## What is needed
Among the entries that follow, some lines contain the word "Citrix". Show all of them.

## Material to process
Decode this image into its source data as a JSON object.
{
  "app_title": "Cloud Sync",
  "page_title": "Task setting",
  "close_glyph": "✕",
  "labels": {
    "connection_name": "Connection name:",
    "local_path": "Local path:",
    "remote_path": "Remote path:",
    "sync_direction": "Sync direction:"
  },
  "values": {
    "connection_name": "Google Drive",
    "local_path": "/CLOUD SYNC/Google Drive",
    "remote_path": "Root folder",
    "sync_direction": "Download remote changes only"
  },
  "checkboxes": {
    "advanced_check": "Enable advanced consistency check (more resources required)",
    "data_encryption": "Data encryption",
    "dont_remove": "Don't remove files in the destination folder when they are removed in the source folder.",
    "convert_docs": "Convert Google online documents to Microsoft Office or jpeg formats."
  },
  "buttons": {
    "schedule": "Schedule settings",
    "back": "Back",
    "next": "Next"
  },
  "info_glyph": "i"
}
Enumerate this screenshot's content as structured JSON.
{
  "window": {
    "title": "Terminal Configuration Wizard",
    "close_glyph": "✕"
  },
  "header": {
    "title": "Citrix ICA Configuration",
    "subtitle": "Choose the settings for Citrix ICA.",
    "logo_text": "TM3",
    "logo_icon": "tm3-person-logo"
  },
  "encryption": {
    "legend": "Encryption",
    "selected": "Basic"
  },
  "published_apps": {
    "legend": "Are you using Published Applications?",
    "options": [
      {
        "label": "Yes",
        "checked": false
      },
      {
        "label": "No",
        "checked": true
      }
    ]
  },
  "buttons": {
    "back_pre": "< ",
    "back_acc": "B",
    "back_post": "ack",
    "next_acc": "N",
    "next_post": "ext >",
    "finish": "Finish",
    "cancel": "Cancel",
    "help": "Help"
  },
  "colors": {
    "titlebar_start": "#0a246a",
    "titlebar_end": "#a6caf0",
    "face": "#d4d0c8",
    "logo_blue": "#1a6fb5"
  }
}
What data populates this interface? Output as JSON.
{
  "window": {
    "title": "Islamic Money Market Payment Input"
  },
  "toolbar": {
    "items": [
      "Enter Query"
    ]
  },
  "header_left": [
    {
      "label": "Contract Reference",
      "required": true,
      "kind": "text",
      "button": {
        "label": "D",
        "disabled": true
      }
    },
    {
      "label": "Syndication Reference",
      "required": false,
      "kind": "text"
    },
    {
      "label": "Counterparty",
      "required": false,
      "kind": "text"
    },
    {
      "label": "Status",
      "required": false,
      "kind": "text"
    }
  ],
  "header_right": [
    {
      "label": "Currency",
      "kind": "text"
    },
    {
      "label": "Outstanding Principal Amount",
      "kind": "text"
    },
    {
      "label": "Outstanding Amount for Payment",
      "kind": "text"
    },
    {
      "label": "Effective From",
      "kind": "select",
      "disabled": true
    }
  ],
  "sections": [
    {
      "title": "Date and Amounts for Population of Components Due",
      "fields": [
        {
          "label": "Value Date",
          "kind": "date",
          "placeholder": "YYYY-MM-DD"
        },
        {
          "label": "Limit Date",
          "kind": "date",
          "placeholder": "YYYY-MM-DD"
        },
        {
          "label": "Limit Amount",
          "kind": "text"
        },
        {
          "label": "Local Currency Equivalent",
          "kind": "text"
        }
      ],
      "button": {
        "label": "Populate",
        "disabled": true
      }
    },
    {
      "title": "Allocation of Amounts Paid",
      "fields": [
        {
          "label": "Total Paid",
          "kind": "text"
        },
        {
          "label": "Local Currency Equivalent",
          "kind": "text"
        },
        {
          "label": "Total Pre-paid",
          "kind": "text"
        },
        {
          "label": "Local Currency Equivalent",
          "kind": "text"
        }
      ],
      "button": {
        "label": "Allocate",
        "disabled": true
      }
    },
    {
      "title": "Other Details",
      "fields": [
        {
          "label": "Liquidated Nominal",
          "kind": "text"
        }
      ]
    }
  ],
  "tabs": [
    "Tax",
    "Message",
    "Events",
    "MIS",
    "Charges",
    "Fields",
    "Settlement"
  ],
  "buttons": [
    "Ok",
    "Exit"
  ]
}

## Task answer
    "title": "Citrix ICA Configuration",
    "subtitle": "Choose the settings for Citrix ICA.",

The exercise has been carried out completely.